There is a well-known hierarchy between accounts in any given network. Accounts are always categorized as low-access level accounts, mid-access accounts, and privileged accounts that have access to the most critical data and sections of the network. Respecting this hierarchy and protecting privileged accounts will keep you safe from rapid cybersecurity attacks and data losses. What you have to learn first is that there are different types of privilege escalation, as well as a couple of ways you can prevent it from happening.
What is Privilege Escalation?
To begin with, privilege escalation refers to a scenario where a hacker gains unauthorized access to a network and hijacks the privileged account to quickly work their way to the most critical data. When breaching a network, hackers usually attempt to compromise the privileged account as quickly as possible to expand their access and movement within the system.
Once they reach the privileged account, the attack continues to develop even more rapidly, thus lowering your chances of responding in time. In most cases, once it comes down to privilege escalation, there’s not much you can do to prevent data loss and damage within the network. Therefore, you can understand why preventing privilege escalation is such an important thing to do.
In most cases, hackers can easily gain control of a low-level account within a network. They use this account to work their way up and exploit the network’s weaknesses and misconfigurations until they hit the jackpot - the privileged account that provides them access to the core of the system from where they can exfiltrate all the important data.
Types of Privilege Escalation
There are two different types of privilege escalation that you should keep in mind:
Vertical privilege escalation - This is the “easier” type of escalation where hackers use email phishing techniques to get direct access to the desired account. In order for this to work, the target has to fall for the phishing email, click on the link and submit their credentials on the fake site that directly sends the data to the hacker.

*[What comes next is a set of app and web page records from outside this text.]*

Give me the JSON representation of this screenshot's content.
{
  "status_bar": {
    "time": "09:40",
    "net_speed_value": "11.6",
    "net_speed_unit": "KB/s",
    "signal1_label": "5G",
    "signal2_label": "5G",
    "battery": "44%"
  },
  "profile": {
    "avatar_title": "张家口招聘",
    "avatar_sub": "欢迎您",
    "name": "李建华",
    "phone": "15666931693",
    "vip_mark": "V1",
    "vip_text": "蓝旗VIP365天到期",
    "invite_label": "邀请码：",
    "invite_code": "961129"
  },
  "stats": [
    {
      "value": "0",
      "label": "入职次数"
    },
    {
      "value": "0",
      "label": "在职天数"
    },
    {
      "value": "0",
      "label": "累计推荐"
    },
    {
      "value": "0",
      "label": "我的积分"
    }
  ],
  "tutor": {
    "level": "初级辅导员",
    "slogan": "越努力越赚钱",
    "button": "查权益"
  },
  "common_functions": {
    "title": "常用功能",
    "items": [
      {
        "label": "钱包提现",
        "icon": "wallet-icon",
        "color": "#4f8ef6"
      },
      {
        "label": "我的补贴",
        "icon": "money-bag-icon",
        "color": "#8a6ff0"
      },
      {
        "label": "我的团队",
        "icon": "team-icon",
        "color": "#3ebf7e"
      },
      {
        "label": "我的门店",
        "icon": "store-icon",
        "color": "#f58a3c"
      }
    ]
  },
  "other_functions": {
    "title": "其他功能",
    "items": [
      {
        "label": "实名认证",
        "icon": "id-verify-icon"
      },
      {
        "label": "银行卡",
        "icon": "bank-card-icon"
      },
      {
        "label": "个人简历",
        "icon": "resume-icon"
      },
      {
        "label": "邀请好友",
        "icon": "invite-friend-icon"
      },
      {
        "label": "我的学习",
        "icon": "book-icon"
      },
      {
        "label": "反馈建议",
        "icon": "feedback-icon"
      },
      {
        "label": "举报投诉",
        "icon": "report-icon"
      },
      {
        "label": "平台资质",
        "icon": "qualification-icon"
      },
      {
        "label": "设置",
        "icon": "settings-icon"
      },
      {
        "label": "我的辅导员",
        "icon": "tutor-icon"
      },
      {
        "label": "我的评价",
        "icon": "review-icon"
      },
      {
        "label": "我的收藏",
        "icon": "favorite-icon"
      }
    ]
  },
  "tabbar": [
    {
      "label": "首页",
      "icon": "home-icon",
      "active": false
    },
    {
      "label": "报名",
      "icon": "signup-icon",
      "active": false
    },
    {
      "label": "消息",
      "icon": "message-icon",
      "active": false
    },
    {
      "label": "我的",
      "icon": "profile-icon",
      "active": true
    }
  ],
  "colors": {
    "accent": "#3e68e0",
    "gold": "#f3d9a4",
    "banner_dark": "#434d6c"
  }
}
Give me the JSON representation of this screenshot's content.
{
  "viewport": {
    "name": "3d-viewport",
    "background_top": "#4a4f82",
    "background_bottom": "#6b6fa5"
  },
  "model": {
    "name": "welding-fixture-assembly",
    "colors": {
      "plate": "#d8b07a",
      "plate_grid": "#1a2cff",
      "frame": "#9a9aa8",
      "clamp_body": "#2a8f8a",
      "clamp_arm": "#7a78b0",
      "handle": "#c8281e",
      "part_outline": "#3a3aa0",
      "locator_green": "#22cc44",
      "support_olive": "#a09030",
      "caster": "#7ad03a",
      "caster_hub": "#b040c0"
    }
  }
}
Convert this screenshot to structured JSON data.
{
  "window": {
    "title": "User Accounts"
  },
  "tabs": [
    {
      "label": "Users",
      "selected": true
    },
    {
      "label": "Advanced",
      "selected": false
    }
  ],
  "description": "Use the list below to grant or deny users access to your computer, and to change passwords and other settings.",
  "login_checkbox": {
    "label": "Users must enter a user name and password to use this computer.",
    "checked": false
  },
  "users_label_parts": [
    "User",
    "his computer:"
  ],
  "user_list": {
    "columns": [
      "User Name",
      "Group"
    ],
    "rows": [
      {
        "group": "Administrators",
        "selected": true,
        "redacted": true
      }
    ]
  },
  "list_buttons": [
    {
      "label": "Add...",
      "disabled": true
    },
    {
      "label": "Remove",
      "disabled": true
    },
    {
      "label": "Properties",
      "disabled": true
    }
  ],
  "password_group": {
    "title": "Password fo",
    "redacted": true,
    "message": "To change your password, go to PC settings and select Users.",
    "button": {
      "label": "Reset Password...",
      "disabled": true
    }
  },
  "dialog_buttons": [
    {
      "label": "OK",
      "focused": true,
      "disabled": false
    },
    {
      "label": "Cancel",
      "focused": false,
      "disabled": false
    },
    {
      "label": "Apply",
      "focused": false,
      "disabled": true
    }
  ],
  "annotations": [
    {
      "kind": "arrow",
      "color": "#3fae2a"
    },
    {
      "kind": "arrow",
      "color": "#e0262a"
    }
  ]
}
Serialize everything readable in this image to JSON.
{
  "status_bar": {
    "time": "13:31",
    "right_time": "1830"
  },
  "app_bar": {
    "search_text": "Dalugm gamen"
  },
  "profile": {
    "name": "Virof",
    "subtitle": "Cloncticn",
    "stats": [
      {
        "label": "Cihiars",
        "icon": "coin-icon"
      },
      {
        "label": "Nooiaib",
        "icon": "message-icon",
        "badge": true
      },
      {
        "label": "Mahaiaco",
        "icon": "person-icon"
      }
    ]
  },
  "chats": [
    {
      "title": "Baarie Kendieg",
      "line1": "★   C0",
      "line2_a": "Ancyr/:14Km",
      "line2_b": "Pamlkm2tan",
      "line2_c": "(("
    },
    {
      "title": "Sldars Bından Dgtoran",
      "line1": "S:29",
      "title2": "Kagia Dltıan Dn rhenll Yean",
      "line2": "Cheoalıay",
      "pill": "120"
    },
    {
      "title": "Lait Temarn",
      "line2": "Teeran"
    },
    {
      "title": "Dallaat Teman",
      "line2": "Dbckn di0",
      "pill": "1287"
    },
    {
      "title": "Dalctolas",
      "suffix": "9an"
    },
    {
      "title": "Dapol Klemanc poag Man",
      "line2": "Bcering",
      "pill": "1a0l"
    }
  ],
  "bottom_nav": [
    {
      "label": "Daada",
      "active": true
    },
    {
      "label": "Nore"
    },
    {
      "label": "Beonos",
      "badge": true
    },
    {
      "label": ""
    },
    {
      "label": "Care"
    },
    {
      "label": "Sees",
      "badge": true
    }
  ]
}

Horizontal privilege escalation - This is the more complex option where hackers go a step further to elevate the permissions with the account they obtain through the phishing email. Once they gain access to the initial account, they start aiming for admin privileges by using a variety of techniques to exploit security vulnerabilities. These techniques include Kernel exploits, user enumeration, exploiting SUID executables, access token manipulation, and many others.
How to Prevent Privilege Escalation
Privilege escalation exploits both human psychology and security vulnerabilities, which makes it exceptionally difficult to defend against. In order to secure your privileged accounts, your organization’s improving the privileged account management habits. Always keep an up-to-date list of all privileged accounts in your network at a secure location and make sure all low-level accounts are properly optimized. No account should have more access to data than it is necessary.
By minimizing the number of privileged accounts and limiting access based on the account hierarchy, you will significantly reduce the chances of a cyber-attack evolving at rapid speed. Moreover, make sure to maintain strong password policies and protect each account, regardless of its access level. Use two-factor authentication wherever possible to add an extra layer of security and slow the hackers down in case of a cyber-attack.
Since account breaches often happen due to human error, it is best to put together some type of cybersecurity awareness training for your employees. That way you can make sure everyone is on the same page when it comes to password management and the overall implementation of security measures that aim to prevent privilege escalation.